Three pairs of shoes, countless layers of sunscreen and 6,000 calories a day.
That's what it takes to run solo from the Canadian border to Sacramento.
Dodging approaching semis and flanked by fruit trees, Davis resident Jeremiah Godby, 19, on Tuesday ran through Live Oak and Yuba City during a final stretch of his trek to promote natural medicine and healthy lifestyles. He will meet up with his brother, Isaiah Godby, who has been running north from Mexico, in their hometown today, and together Thursday they will trot side-by-side 15 miles to a health fair at the capitol.
"It's just as mentally tough as physically. Sometimes I'm sunburned, my legs hurt, but still am runnable," Godby said. "It's like my job. Hundreds, thousands of people are counting on me."
Godby left the Canadian border on Aug. 11 and has racked up between 11 and 51 miles a day. He runs a pedestrian route outlined on Google Maps, taking him on mostly side roads, unless there are none.
Such was the case as he passed through a major swath of Oregon on Interstate 5, where people repeatedly called police to report a crazy man running with a baby.
There was no baby, he recalled with a laugh, as Godby showed off the contents of his jogging stroller — his only support on his 1,000-mile journey. Food, toiletries, water, ice and clothes is all he carries, adding an estimated 70 pounds to his journey.
As he jogged down Tierra Buena Road on Tuesday, he kept one sun-bronzed arm on his stroller as he faced traffic, occasionally stepping off the freshly resurfaced road to jog in the dirt.
Godby's interest in running began in high school, when he shifted from being a bulky football player to a lean cross country racer, shedding about 50 pounds in the process. Last year, he and his brother, father and cousin ran from San Francisco to New York for a similar cause.
Their goal is for more people to live healthy lifestyles and reduce, and possibly eliminate common chronic conditions, such as diabetes and obesity. Jeremiah and Isaiah Godby, 21, both plan to follow in the footsteps of their father, Dennis Godby, and become naturopathic doctors.

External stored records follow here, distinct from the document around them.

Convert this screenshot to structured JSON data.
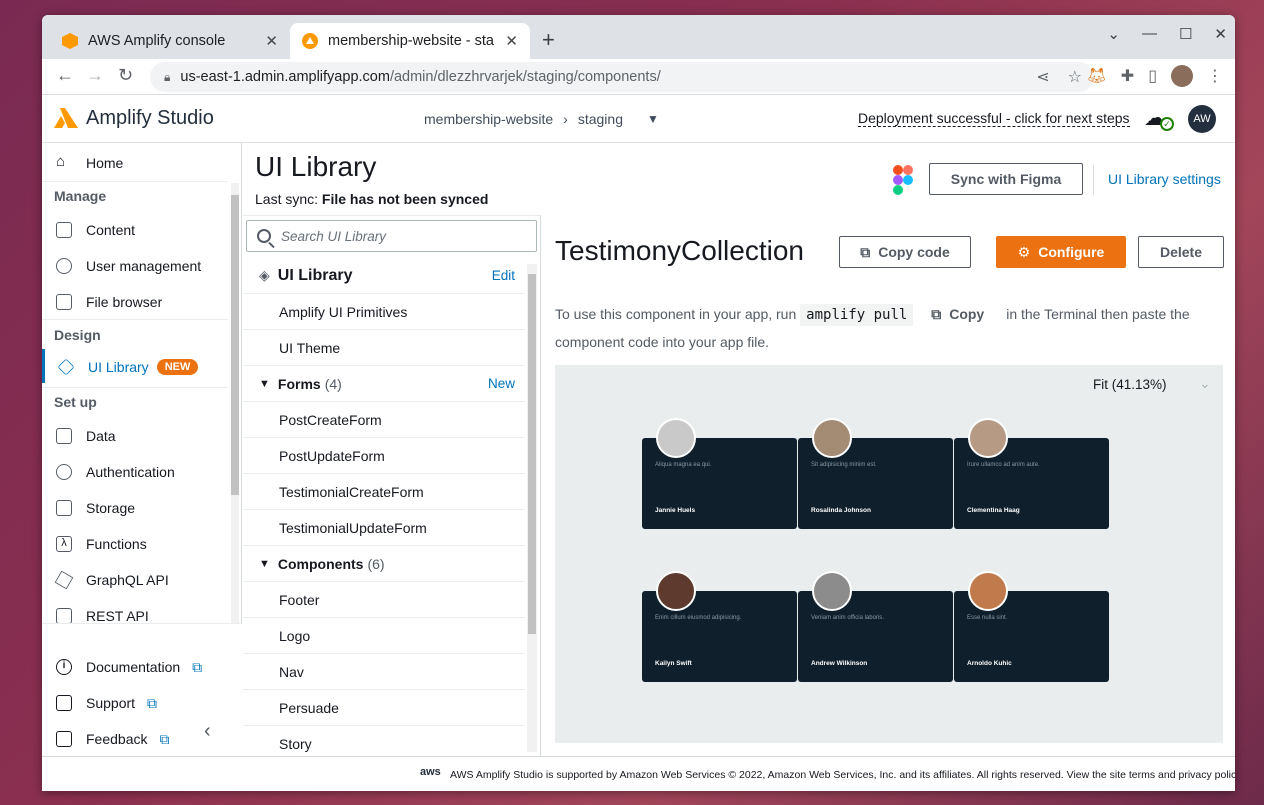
{
  "browser": {
    "tabs": [
      {
        "title": "AWS Amplify console",
        "active": false
      },
      {
        "title": "membership-website - sta",
        "active": true
      }
    ],
    "url": {
      "host": "us-east-1.admin.amplifyapp.com",
      "path": "/admin/dlezzhrvarjek/staging/components/"
    }
  },
  "app": {
    "name": "Amplify Studio",
    "app_name": "membership-website",
    "env": "staging",
    "deploy_status": "Deployment successful - click for next steps",
    "user_initials": "AW"
  },
  "leftnav": {
    "home": "Home",
    "manage_heading": "Manage",
    "manage_items": [
      "Content",
      "User management",
      "File browser"
    ],
    "design_heading": "Design",
    "ui_library": "UI Library",
    "new_badge": "NEW",
    "setup_heading": "Set up",
    "setup_items": [
      "Data",
      "Authentication",
      "Storage",
      "Functions",
      "GraphQL API",
      "REST API"
    ],
    "footer_items": [
      "Documentation",
      "Support",
      "Feedback"
    ]
  },
  "page": {
    "title": "UI Library",
    "last_sync_label": "Last sync:",
    "last_sync_value": "File has not been synced",
    "sync_button": "Sync with Figma",
    "settings_link": "UI Library settings"
  },
  "list": {
    "search_placeholder": "Search UI Library",
    "root_label": "UI Library",
    "edit_label": "Edit",
    "top_items": [
      "Amplify UI Primitives",
      "UI Theme"
    ],
    "forms_label": "Forms",
    "forms_count": "(4)",
    "new_label": "New",
    "forms": [
      "PostCreateForm",
      "PostUpdateForm",
      "TestimonialCreateForm",
      "TestimonialUpdateForm"
    ],
    "components_label": "Components",
    "components_count": "(6)",
    "components": [
      "Footer",
      "Logo",
      "Nav",
      "Persuade",
      "Story"
    ]
  },
  "detail": {
    "title": "TestimonyCollection",
    "copy_code": "Copy code",
    "configure": "Configure",
    "delete": "Delete",
    "instr_pre": "To use this component in your app, run",
    "command": "amplify pull",
    "copy": "Copy",
    "instr_post": "in the Terminal then paste the component code into your app file.",
    "fit": "Fit (41.13%)"
  },
  "cards": [
    {
      "quote": "Aliqua magna ea qui.",
      "name": "Jannie Huels",
      "color": "#c9c9c9"
    },
    {
      "quote": "Sit adipisicing minim est.",
      "name": "Rosalinda Johnson",
      "color": "#a48b74"
    },
    {
      "quote": "Irure ullamco ad anim aute.",
      "name": "Clementina Haag",
      "color": "#b79a84"
    },
    {
      "quote": "Enim cillum eiusmod adipisicing.",
      "name": "Kailyn Swift",
      "color": "#5e3a2e"
    },
    {
      "quote": "Veniam anim officia laboris.",
      "name": "Andrew Wilkinson",
      "color": "#8c8c8c"
    },
    {
      "quote": "Esse nulla sint.",
      "name": "Arnoldo Kuhic",
      "color": "#c07a4c"
    }
  ],
  "footer": {
    "aws": "aws",
    "text": "AWS Amplify Studio is supported by Amazon Web Services © 2022, Amazon Web Services, Inc. and its affiliates. All rights reserved. View the site terms and privacy policy ."
  },
  "colors": {
    "accent": "#ec7211",
    "link": "#0073bb",
    "card_bg": "#0f1f2b"
  }
}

Dennis Godby, who has long been as an advocate for health, is proud to see his sons tackle what he said is a national health emergency.
"Drastic times call for drastic measures ... We are trying to make a proportionate response," he said. "He believes in a cause so much he is willing to pound his body millions of steps to make a point."
People often ask Jeremiah Godby why he is running, and he is happy to explain.
"It's like I've earned the right to be heard," he said. "Any guy who's crazy enough to do this, I must be pretty passionate."
Despite the loneliness and aching legs along the way, Jeremiah Godby has enjoyed the mountains of Washington and the thrill of running into a bear on one rural road. Mostly, he loves any roads with shade and trees as he averages 10-minute miles pounding pavement in summer sun.
Smiling as he headed toward George Washington Boulevard, Godby said he encourages people to adopt healthier lifestyles, "just so you can live a happy life."
"It's not so much how long you live, but how you live it," he said.